The role of parental alcohol-specific communication in early adolescents' alcohol use

Drug Alcohol Depend. 2010 Oct 1;111(3):183-90. doi: 10.1016/j.drugalcdep.2010.03.023. Epub 2010 Jun 3.

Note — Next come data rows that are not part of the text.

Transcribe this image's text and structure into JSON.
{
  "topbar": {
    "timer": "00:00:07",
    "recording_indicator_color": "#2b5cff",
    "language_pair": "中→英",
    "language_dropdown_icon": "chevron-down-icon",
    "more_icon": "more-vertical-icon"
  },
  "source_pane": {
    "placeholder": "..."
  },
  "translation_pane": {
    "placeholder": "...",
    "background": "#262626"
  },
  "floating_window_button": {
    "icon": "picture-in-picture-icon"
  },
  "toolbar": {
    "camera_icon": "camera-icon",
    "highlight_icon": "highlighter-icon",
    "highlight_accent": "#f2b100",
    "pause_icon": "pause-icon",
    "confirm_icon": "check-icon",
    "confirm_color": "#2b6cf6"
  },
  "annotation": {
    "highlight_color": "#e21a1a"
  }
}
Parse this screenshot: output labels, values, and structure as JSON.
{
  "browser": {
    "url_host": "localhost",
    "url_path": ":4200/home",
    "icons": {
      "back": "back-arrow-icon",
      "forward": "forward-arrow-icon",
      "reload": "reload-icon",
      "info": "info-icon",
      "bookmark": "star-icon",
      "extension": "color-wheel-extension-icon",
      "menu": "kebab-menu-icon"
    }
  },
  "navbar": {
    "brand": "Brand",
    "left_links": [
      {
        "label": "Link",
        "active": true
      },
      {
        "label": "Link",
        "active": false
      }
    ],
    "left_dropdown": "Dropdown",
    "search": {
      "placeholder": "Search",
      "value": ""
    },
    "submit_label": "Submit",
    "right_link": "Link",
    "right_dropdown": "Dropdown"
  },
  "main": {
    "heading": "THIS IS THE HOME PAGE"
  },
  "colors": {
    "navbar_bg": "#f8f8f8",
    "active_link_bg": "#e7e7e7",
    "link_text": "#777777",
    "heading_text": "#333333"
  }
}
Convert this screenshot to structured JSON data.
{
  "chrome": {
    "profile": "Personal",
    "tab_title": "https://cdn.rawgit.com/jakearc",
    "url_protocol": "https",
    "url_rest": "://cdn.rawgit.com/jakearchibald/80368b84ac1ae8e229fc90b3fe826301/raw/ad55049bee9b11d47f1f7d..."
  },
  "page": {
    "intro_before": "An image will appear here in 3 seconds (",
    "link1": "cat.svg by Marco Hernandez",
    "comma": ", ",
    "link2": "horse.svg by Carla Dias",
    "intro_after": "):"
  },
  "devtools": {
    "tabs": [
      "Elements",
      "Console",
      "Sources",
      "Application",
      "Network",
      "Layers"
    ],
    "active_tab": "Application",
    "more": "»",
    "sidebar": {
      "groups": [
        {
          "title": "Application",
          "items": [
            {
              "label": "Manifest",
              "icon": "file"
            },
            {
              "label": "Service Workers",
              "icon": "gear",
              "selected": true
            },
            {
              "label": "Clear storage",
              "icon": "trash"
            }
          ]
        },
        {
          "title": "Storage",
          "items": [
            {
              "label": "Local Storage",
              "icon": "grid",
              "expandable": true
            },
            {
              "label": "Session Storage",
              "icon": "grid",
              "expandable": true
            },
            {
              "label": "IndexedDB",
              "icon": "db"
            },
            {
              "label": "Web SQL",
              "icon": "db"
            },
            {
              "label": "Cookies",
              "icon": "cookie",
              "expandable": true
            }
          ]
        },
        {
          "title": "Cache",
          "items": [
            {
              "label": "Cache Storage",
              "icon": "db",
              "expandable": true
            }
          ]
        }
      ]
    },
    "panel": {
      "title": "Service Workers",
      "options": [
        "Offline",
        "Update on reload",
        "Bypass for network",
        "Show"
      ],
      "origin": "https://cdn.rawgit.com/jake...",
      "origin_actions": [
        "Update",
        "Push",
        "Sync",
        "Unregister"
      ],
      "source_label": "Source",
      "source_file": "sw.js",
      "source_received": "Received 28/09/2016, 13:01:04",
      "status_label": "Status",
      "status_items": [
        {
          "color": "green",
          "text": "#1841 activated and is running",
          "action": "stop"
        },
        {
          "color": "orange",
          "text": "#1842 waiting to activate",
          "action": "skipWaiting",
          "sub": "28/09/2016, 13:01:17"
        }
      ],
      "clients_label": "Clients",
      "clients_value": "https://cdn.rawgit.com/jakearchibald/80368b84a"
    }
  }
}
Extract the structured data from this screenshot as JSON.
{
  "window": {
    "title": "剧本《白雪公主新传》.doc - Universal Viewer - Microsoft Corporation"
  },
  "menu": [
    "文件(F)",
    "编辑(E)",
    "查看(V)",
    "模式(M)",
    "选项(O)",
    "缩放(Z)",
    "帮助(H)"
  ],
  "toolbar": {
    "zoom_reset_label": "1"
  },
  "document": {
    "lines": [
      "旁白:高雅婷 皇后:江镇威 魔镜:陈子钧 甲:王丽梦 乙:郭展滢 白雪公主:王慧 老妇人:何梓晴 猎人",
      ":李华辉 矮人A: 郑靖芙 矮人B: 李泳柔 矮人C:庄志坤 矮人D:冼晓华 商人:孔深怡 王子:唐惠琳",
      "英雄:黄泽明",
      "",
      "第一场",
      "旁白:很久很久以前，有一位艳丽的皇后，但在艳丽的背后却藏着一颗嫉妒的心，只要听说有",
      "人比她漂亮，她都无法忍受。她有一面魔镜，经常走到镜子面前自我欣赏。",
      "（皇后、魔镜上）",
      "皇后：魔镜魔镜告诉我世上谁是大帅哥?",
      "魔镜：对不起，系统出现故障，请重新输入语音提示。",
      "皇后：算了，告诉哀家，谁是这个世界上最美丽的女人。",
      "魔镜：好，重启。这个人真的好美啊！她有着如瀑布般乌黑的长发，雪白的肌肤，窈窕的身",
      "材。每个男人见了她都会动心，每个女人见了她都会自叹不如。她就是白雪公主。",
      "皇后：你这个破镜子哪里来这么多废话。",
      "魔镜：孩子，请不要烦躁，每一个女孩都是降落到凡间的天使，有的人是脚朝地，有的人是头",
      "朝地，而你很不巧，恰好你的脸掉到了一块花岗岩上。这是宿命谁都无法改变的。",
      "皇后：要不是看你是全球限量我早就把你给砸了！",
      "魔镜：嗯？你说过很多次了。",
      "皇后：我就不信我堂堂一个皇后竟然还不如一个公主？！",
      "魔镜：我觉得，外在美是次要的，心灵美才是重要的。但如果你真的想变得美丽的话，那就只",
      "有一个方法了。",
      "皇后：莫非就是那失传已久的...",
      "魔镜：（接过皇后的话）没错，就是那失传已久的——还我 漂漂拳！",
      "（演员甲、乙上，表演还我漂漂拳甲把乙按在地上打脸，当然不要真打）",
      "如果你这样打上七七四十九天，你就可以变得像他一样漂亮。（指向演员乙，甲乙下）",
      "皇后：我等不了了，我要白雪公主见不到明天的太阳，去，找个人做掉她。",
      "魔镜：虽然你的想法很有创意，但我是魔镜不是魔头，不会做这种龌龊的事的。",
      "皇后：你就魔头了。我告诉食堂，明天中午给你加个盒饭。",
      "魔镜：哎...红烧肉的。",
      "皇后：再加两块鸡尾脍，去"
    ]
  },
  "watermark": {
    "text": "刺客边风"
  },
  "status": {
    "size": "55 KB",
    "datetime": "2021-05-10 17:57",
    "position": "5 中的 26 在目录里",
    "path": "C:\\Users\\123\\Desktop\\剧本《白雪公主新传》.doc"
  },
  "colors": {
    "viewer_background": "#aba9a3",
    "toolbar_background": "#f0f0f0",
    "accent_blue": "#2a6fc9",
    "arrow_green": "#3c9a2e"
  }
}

Many alcohol prevention programs advocate conversations about alcohol between parents and children because verbal communication is the most direct way for parents to express their thoughts, rules, and concerns about alcohol to their children, so called alcohol-specific communication. Nevertheless, research on the effects of alcohol-specific communication has produced inconsistent findings. This study examined the bidirectional links between frequency of alcohol-specific communication and early adolescents' alcohol use, and the moderating effects on these links of gender and experience with alcohol. The longitudinal sample consisted of 428 Dutch early adolescents who were followed over 3 years. Results of structural equation models indicated that more frequent alcohol-specific communication at time two predicted more adolescent alcohol use at time three. Follow-up multiple-group analyses clearly show that prospective links between alcohol-specific communication and adolescent alcohol use were limited to adolescent males reporting the highest levels of drinking. For this group of drinking males, alcohol use predicted less parent-child communication, and more frequency of alcohol-specific communication predicted an increase in drinking. Alcohol-specific communication and adolescent alcohol use were not prospectively linked for males reporting lower levels of alcohol use or for adolescent females. These findings highlight the need for future research that examines both quantitative and qualitative aspects of how parents communicate with their adolescent children about alcohol. Advocation of specific parent-child communication skills meant to reduce youth alcohol use may be somewhat premature until additional studies refine our understanding of how specific parenting strategies are linked to different patterns of adolescent alcohol use.

Publication types

  • Comparative Study
  • Research Support, Non-U.S. Gov't

MeSH terms

  • Adolescent
  • Adolescent Behavior / psychology*
  • Age Factors
  • Alcohol Drinking / epidemiology*
  • Alcohol Drinking / prevention & control
  • Alcohol Drinking / psychology*
  • Communication*
  • Female
  • Follow-Up Studies
  • Humans
  • Longitudinal Studies
  • Male
  • Parent-Child Relations*
  • Parenting / psychology*
  • Sex Factors
  • Surveys and Questionnaires